Alexander Erofeev, Chief Marketing Officer of Kaspersky Lab, said: ‚”A typical modern business is based on an infrastructure of thousands of devices, including not just desktops but also employees’ own gadgets, corporate smartphones and laptops. Corporate culture is rapidly changing, with employees becoming increasingly active in social networking and using web resources as a means of exchanging corporate information. This offers enhanced flexibility, however also makes networks more vulnerable to cybercrime. We are concentrating on developing effective and easily managed security solutions that meet the requirements of this new age.‚”
According to the survey results, IT professionals are well aware of the dangers of cybercrime.

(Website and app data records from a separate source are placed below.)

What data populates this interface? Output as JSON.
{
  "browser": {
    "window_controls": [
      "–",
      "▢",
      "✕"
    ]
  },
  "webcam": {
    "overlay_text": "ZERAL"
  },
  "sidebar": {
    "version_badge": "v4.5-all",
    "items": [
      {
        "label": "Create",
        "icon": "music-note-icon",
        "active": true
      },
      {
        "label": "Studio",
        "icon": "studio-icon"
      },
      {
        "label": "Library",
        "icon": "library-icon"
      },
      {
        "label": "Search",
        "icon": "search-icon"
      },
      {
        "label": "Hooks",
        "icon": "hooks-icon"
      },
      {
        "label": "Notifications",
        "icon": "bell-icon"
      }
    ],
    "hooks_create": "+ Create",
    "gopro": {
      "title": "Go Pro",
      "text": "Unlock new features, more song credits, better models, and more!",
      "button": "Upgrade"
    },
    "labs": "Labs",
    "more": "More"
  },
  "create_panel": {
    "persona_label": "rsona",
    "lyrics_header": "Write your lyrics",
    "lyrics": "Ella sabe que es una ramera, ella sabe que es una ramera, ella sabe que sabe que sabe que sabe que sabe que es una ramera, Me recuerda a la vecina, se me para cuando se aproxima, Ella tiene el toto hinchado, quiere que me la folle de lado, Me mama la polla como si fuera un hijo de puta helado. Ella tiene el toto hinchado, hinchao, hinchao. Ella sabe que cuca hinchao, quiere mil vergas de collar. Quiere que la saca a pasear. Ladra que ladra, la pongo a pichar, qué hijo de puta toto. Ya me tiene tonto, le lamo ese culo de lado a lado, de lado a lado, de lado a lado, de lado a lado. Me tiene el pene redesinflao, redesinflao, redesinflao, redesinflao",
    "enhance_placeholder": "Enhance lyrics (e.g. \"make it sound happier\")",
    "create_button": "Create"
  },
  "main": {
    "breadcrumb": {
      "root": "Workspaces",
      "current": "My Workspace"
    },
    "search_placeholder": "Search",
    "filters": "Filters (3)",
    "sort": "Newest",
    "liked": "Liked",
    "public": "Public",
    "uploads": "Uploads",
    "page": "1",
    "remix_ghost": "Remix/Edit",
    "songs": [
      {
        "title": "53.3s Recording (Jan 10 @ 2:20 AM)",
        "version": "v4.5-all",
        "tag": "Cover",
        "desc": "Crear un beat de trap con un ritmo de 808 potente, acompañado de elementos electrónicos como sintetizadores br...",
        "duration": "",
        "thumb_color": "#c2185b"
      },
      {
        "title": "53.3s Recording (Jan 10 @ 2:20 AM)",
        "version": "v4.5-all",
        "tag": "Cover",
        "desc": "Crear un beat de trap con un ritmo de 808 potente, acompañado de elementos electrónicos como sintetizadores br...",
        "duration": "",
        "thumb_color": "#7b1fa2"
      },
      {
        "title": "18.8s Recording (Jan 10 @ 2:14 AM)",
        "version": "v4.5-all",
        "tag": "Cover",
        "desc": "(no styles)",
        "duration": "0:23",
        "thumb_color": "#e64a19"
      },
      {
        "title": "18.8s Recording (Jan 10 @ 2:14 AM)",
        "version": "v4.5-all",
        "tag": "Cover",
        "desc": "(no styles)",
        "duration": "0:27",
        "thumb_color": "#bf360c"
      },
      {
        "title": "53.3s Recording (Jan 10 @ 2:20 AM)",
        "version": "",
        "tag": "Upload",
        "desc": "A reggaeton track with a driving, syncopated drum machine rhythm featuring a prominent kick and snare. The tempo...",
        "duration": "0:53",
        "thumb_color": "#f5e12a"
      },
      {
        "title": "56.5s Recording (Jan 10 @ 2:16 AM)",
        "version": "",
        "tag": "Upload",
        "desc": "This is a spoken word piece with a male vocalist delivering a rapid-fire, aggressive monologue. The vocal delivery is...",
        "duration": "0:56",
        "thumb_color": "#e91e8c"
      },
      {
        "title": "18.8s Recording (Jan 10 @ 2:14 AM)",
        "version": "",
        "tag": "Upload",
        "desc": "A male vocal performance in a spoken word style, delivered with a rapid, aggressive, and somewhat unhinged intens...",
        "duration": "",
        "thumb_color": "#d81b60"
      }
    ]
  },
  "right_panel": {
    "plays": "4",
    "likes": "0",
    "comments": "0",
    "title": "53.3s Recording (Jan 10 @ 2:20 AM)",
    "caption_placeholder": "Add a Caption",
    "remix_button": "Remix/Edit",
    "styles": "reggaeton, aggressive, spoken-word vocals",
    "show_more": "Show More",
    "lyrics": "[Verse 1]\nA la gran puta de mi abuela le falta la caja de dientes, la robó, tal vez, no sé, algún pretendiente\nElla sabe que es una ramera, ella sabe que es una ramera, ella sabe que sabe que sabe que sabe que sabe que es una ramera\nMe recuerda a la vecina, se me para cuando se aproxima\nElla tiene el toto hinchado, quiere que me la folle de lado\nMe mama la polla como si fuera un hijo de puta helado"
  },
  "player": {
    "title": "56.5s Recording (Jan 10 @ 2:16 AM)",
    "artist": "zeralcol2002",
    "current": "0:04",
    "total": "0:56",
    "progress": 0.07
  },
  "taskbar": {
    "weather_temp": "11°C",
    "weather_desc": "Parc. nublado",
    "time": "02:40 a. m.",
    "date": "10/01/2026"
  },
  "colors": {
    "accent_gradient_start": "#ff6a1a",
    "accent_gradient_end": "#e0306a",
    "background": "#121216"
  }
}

Yet only 59% of respondents feel that they are more or less prepared for them. According to the survey, the main problem is money-related – 44% of respondents indicated budget constraints and 37% cited a significant degree of misunderstanding of IT security issues among those in charge of the purse strings. As a result, it turns out that that the main problem for IT professionals is their inability to make their management understand just how important corporate protection against cyber-threats really is.
The Global IT Security Risks survey, which was carried out in July 2012, explored the opinions of IT security professionals all over the world about what they considered the major issues in their sphere. As part of the survey, 3,300 senior IT professionals from 22 countries across the globe shared their views. All the respondents are actively involved in their companies’ decision-making processes, including IT security-related topics.